[[ RECORDS TO PROCESS, beginning ]]

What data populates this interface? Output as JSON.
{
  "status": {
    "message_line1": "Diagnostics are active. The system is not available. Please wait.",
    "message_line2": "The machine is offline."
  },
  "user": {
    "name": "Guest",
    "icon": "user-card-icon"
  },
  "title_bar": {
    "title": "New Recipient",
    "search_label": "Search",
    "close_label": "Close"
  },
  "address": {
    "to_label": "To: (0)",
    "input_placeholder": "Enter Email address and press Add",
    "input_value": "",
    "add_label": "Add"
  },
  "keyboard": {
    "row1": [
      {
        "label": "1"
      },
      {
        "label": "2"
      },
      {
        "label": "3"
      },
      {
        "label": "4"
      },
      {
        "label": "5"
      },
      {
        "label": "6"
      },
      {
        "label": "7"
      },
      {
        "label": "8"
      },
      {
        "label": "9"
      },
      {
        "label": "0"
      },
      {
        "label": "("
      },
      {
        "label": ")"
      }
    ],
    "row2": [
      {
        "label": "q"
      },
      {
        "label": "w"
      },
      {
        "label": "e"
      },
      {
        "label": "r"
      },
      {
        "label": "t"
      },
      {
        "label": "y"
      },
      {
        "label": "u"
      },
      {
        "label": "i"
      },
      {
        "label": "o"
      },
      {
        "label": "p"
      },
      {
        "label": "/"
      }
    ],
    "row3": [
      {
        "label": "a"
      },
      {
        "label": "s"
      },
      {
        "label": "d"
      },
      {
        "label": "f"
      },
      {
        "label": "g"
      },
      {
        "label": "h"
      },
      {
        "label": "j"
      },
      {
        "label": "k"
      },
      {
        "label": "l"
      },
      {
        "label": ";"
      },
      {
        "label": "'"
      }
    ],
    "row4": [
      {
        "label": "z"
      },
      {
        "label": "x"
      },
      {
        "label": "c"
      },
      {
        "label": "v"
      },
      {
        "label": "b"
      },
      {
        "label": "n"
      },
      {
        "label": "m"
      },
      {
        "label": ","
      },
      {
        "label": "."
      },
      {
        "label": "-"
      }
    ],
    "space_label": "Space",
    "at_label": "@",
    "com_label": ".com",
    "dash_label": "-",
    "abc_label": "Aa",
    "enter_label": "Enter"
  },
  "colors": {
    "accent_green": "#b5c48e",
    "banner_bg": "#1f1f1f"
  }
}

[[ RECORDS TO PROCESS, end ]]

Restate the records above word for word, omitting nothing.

What data populates this interface? Output as JSON.
{
  "status": {
    "message_line1": "Diagnostics are active. The system is not available. Please wait.",
    "message_line2": "The machine is offline."
  },
  "user": {
    "name": "Guest",
    "icon": "user-card-icon"
  },
  "title_bar": {
    "title": "New Recipient",
    "search_label": "Search",
    "close_label": "Close"
  },
  "address": {
    "to_label": "To: (0)",
    "input_placeholder": "Enter Email address and press Add",
    "input_value": "",
    "add_label": "Add"
  },
  "keyboard": {
    "row1": [
      {
        "label": "1"
      },
      {
        "label": "2"
      },
      {
        "label": "3"
      },
      {
        "label": "4"
      },
      {
        "label": "5"
      },
      {
        "label": "6"
      },
      {
        "label": "7"
      },
      {
        "label": "8"
      },
      {
        "label": "9"
      },
      {
        "label": "0"
      },
      {
        "label": "("
      },
      {
        "label": ")"
      }
    ],
    "row2": [
      {
        "label": "q"
      },
      {
        "label": "w"
      },
      {
        "label": "e"
      },
      {
        "label": "r"
      },
      {
        "label": "t"
      },
      {
        "label": "y"
      },
      {
        "label": "u"
      },
      {
        "label": "i"
      },
      {
        "label": "o"
      },
      {
        "label": "p"
      },
      {
        "label": "/"
      }
    ],
    "row3": [
      {
        "label": "a"
      },
      {
        "label": "s"
      },
      {
        "label": "d"
      },
      {
        "label": "f"
      },
      {
        "label": "g"
      },
      {
        "label": "h"
      },
      {
        "label": "j"
      },
      {
        "label": "k"
      },
      {
        "label": "l"
      },
      {
        "label": ";"
      },
      {
        "label": "'"
      }
    ],
    "row4": [
      {
        "label": "z"
      },
      {
        "label": "x"
      },
      {
        "label": "c"
      },
      {
        "label": "v"
      },
      {
        "label": "b"
      },
      {
        "label": "n"
      },
      {
        "label": "m"
      },
      {
        "label": ","
      },
      {
        "label": "."
      },
      {
        "label": "-"
      }
    ],
    "space_label": "Space",
    "at_label": "@",
    "com_label": ".com",
    "dash_label": "-",
    "abc_label": "Aa",
    "enter_label": "Enter"
  },
  "colors": {
    "accent_green": "#b5c48e",
    "banner_bg": "#1f1f1f"
  }
}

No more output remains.